Dismissed trade union leader protects rights in court

2014 2014-08-25T11:39:20+0300 2014-08-25T11:39:20+0300 en http://spring96.org/files/images/sources/vitebsk_0318.jpg The Human Rights Center “Viasna” The Human Rights Center “Viasna”
The Human Rights Center “Viasna”
Viktar Stukau

Viktar Stukau

The Polatsk District Court has refused to consider a lawsuit lodged by trade union activists Viktar Stukau against his former employer, JSC “Polatsk-Shklovalakno”. The lawsuit urging to eliminate employment discrimination came after fresh evidence appeared in the activist’s conflict with the major state-owned enterprise. Earlier, the court refused to consider Viktar Stukau’s complaint in March 2013.

Viktar Stukau started suing his employer immediately after his dismissal. According to the activist, former machine operator, he was fired after the independent trade union intensified its activities at the enterprise. The official reason for his dismissal was breach of health and safety requirements. Late in 2012, the administration of Polatsk-Shklovalakno tried to dismiss Mr. Stukau and Mikalai Sharakh, deputy head of the Free Trade Union’s Vitsebsk regional office. But this did not happen: according to what was then the collective agreement, the administration had to negotiate the dismissal with two unions – the official one and the FTU. As a result, the independent trade union activists voted against it. But after that the company’s administration amended the collective agreement, and the employment contract now required the consent of the pro-government trade union only, while the FTU merely receives a notification on the decision two weeks before the dismissal.

In March 2013, the company’s director, Mikalai Kachanouski, used the discriminatory provision of the collective agreement in order to dismiss Viktar Stukau, chairman of the Free Trade Union’s local office.
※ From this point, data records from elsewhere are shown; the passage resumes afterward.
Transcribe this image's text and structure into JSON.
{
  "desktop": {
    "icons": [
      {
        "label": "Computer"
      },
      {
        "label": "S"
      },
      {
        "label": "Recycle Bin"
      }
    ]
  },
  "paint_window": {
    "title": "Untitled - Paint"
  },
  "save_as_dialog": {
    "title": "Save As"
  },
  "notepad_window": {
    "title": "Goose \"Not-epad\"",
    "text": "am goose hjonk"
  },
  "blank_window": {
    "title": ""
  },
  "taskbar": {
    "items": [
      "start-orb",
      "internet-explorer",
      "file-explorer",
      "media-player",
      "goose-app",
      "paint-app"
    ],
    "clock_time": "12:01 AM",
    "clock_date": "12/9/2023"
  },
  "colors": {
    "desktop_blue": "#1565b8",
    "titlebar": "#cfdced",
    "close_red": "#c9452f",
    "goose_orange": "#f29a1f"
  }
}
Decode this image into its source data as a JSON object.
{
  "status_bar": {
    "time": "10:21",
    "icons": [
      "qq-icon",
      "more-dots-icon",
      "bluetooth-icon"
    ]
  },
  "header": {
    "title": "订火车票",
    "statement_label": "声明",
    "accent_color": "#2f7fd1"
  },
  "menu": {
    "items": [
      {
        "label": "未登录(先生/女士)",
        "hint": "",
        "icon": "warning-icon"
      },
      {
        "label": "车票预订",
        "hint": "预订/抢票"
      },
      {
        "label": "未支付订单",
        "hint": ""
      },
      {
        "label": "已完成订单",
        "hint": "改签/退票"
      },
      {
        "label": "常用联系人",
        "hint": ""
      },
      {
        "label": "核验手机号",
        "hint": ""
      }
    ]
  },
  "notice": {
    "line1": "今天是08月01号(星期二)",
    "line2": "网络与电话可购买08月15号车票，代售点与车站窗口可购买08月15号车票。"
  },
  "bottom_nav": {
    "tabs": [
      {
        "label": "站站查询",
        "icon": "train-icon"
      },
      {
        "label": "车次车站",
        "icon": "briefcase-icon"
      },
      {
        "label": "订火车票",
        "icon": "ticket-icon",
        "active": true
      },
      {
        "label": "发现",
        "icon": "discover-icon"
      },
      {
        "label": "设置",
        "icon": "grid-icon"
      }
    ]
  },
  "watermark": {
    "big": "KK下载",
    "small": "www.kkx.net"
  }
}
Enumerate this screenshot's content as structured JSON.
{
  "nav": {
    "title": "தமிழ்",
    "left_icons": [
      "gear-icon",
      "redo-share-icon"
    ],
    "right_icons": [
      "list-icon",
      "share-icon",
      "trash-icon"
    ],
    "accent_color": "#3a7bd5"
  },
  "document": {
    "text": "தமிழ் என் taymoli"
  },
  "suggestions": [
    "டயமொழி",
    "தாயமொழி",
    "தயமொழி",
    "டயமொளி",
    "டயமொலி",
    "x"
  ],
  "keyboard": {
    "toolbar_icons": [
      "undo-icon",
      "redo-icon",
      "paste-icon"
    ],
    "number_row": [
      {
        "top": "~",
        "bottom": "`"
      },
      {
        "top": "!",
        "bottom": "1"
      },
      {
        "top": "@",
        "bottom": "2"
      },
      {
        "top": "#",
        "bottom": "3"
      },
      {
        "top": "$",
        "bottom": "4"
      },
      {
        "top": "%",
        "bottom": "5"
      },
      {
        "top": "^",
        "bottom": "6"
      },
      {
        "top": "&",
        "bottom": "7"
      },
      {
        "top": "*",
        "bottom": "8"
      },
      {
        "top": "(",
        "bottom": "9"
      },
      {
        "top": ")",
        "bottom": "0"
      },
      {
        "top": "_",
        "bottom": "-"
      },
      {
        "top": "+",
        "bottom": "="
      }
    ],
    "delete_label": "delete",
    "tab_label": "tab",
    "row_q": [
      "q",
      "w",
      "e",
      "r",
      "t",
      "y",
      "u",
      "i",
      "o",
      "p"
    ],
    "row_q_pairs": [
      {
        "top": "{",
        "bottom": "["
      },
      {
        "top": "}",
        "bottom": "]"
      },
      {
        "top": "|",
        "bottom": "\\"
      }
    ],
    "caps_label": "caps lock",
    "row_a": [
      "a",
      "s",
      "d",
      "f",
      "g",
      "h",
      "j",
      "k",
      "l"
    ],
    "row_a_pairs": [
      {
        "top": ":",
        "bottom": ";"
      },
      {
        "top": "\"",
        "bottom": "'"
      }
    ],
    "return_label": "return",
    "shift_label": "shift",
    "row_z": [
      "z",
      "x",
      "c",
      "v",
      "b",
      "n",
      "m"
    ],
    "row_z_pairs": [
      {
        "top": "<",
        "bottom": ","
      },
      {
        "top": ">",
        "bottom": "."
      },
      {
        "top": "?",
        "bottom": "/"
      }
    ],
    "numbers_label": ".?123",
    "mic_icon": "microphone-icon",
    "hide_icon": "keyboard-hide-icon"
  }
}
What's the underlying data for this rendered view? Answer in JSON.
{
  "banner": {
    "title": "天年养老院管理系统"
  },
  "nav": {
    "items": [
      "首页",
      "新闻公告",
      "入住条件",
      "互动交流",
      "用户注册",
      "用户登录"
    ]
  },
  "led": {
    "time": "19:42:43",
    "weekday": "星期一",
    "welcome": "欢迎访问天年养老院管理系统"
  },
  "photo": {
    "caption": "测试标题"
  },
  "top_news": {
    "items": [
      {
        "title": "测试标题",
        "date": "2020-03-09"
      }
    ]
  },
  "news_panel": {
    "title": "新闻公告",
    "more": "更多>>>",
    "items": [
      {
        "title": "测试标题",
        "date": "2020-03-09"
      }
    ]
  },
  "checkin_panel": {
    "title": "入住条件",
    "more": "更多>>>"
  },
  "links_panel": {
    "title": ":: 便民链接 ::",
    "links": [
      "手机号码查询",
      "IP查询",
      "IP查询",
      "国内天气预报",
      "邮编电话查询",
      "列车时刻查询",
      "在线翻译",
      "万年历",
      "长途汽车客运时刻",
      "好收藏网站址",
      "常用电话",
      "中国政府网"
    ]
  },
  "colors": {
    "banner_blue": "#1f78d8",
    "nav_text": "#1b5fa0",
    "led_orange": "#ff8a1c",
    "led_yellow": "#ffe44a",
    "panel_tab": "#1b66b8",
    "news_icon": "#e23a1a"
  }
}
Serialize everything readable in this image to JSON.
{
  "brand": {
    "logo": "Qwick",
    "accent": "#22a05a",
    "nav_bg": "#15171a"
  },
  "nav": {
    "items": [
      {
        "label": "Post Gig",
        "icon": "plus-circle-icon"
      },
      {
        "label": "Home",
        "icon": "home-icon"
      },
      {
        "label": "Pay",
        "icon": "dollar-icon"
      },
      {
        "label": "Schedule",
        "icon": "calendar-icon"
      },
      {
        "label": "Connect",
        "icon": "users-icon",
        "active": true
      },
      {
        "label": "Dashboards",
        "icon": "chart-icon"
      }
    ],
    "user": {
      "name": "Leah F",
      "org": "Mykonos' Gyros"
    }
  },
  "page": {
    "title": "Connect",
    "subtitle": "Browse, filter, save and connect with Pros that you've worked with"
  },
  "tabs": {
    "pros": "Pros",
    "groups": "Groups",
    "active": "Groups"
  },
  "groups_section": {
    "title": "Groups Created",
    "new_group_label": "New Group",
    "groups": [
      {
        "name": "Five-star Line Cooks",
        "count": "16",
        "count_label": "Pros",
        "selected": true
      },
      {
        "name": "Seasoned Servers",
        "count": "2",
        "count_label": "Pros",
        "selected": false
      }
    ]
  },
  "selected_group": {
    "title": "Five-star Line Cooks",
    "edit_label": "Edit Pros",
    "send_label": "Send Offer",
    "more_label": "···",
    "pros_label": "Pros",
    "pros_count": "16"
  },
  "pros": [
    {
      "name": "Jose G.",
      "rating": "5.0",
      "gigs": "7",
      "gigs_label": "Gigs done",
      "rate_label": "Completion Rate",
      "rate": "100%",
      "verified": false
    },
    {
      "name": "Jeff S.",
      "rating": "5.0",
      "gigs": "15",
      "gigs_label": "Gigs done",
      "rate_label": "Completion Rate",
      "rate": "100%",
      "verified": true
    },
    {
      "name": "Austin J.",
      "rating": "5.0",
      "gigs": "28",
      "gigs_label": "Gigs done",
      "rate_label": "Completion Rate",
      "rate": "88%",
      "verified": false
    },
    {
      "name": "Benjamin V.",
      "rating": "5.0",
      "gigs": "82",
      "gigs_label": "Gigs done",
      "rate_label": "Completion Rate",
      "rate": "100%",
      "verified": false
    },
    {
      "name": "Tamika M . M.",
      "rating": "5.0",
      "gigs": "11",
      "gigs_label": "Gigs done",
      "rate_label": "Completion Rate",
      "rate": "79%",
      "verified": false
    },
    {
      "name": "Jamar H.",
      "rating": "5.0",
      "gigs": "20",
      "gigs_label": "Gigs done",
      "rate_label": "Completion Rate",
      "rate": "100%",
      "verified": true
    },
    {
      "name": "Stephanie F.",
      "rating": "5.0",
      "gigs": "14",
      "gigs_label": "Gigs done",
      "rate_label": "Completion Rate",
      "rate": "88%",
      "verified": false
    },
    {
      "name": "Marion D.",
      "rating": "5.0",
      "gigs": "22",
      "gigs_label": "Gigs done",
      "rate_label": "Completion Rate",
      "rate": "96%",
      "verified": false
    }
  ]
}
He tried to defend his right to work in the court, as the Labor Code entitles the worker to do so, if he considers that this constitutes discrimination in labor relations. However, the courts of all levels refused to examine his claims.

When denying Stukau’s suit in June 2013, the Polatsk District Court advised him to contact the trade union to eliminate discrimination through collective agreements. The recommendation was followed, but the commission on collective agreements refused to change the contract. From July 31, this commission ceased to exist, after the collective agreement expired. Viktar Stukau tried to use these circumstances now to once again raise the issue of discrimination against him during his dismissal. The attempt was again unsuccessful, after he received the same recommendation from the court.

“The old collective agreement has expired, but on August 1 a new one was adopted. And the discriminatory provision was automatically adopted, too: the workers again face discrimination on the grounds of their membership in the union. That is, facing the threat of dismissal, members of the FTU will again be repressed with the consent of the other, pro-government trade union. Thus, they ignored both the right to work and the right to voluntary participation in public associations, and in the end – the right to an independent and impartial trial,” says Viktar Stukau.

He is convinced that his dismissal is due to the strengthening of confidence in the Free Trade Union – both at Polatsk-Shklovalakno and at other enterprises. He is still the chairman of the FTU’s office at the enterprise. However, after he was dismissed, he faces serious problems: for example, he is not allowed to the territory of the company to witness the conditions in which people work.